* Lufthansa, Airbus down after plane crash
* Poor Chinese data weighs on resource-related shares
By Atul Prakash
LONDON, March 24 (Reuters) - European shares edged up on Tuesday to hover just below a recent 7-1/2-year high, with forecast-beating business surveys from Germany and France offsetting disappointing Chinese factory data.
However, Lufthansa and Airbus were down 1.9 percent and 0.9 percent respectively after an Airbus operated by Lufthansa's Germanwings budget airline crashed in France with all 148 on board feared dead. The European travel and leisure index fell 0.4 percent.
Equities recovered from early falls as purchasing managers' surveys (PMIs) showed Germany's private sector grew in March at its strongest rate since July and France's private sector expanded for the second straight month, chiming with recent figures suggesting that economy is edging back to growth.
"Today's data further shows that Europe is on the road to recovery and we are heading in the right direction. This is also supportive of our view that European earnings are going to deliver an upside surprise in 2015," HSBC Global Research equity strategist Robert Parkes said.
"Companies are not cheap any more, but valuations are not yet stretched and we see more upside potential for European equities in the coming months," he added.

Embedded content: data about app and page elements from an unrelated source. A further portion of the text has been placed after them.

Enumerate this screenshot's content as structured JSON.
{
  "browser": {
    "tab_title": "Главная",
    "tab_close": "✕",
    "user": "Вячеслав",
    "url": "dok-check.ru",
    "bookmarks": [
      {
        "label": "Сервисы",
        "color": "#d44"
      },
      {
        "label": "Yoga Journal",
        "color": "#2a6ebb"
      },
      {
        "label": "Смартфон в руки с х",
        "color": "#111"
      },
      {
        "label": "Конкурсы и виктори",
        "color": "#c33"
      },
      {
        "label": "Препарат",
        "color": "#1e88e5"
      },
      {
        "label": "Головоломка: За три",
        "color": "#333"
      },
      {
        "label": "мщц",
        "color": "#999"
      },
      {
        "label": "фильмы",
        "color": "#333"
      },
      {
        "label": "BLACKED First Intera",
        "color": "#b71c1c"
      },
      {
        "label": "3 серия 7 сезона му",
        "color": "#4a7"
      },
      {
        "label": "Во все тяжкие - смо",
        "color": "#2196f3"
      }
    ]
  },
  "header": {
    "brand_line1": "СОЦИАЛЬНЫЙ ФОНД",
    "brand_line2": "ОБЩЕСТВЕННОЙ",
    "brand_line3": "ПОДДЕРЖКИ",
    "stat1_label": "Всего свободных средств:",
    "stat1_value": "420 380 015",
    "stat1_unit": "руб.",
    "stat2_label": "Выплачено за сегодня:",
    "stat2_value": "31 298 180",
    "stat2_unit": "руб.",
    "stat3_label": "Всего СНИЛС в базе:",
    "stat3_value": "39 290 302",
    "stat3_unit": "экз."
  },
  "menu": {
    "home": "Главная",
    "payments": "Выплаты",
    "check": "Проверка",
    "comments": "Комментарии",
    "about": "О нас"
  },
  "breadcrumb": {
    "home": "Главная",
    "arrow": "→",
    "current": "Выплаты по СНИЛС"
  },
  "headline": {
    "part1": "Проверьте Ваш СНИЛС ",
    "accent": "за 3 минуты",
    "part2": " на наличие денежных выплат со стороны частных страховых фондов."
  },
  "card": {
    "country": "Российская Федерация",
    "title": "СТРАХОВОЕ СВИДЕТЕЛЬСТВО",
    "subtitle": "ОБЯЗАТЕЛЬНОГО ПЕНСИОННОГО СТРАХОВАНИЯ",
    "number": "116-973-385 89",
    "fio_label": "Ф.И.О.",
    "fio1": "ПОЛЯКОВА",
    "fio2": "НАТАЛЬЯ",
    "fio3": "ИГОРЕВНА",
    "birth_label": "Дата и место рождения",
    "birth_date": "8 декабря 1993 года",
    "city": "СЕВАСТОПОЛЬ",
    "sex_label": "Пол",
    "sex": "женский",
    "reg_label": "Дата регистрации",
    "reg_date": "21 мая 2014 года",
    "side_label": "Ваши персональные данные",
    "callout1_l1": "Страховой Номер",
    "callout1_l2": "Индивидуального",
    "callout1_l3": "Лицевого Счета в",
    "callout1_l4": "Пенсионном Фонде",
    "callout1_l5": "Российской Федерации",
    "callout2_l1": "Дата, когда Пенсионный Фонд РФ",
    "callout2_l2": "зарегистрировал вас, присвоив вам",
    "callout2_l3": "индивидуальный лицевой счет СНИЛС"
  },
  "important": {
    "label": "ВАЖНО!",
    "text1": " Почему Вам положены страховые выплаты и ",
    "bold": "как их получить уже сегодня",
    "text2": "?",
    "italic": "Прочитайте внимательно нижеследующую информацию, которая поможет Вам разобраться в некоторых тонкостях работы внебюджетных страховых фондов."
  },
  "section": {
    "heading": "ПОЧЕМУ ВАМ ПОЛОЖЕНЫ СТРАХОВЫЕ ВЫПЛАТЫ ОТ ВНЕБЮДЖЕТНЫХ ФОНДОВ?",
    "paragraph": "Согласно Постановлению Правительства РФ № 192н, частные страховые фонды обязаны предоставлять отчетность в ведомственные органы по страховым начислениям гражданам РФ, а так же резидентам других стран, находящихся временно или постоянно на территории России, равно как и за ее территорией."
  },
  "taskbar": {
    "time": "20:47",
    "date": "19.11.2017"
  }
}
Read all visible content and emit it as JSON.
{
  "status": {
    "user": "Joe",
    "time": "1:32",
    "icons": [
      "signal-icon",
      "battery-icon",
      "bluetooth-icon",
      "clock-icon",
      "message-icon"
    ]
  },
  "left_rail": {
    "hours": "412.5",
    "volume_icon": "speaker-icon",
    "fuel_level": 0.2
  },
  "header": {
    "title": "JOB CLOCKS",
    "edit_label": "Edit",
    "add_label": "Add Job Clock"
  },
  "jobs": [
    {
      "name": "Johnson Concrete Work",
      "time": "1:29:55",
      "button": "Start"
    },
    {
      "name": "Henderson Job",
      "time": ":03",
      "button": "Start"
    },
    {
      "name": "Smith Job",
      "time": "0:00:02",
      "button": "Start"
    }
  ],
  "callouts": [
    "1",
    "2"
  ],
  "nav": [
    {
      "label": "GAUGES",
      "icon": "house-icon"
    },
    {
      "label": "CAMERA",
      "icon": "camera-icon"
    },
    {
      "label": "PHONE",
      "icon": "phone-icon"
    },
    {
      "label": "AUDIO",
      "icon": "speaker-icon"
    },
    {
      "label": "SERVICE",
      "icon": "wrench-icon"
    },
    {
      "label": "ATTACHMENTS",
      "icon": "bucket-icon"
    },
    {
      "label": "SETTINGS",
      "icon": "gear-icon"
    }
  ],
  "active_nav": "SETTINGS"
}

At 1432 GMT, the FTSEurofirst 300 index of top European shares was up 0.3 percent at 1,606.12 points after falling to 1,592.51 earlier on the back of poor Chinese factory sector data. The index hit its highest since mid-2007 on Friday.
Resource-related shares fell, with the European sector index down 0.8 percent. Rio Tinto and Anglo American slid 1.4 percent and 1.0 percent respectively after data showed activity in China's factory sector dipped to an 11-month low in March.
European stocks have rallied since the start of the year, with Germany's DAX up 21 percent and on track to record its best quarter since late 2003, as global investors bet that a weaker euro would boost the region's economy and corporate earnings.
"The environment for the euro zone is getting extremely positive: low interest rates, a weakening euro and falling commodity prices, coupled with strong action from the ECB," said Christian Jimenez, fund manager and president of Diamant Bleu Gestion, in Paris.
"The only big risk seen in the medium term is the prospect of a rate hike by the Fed, but that's mostly priced in already."
Across Europe, Greek stocks rose 3.6 percent after Athens said it would present urgently needed reforms to its euro zone partners by Monday. A source familiar with the matter told Reuters that Greece will run out of money by April 20 unless it gets fresh aid from creditors.
Among other sharp movers, plumbing supplies group Wolseley , which hit an eight-year high on Friday, fell 3.8 percent after posting a smaller-than-expected increase in first-half earnings. (Additional reporting by Blaise Robinson in Paris; Editing by Andrew Heavens and Susan Fenton)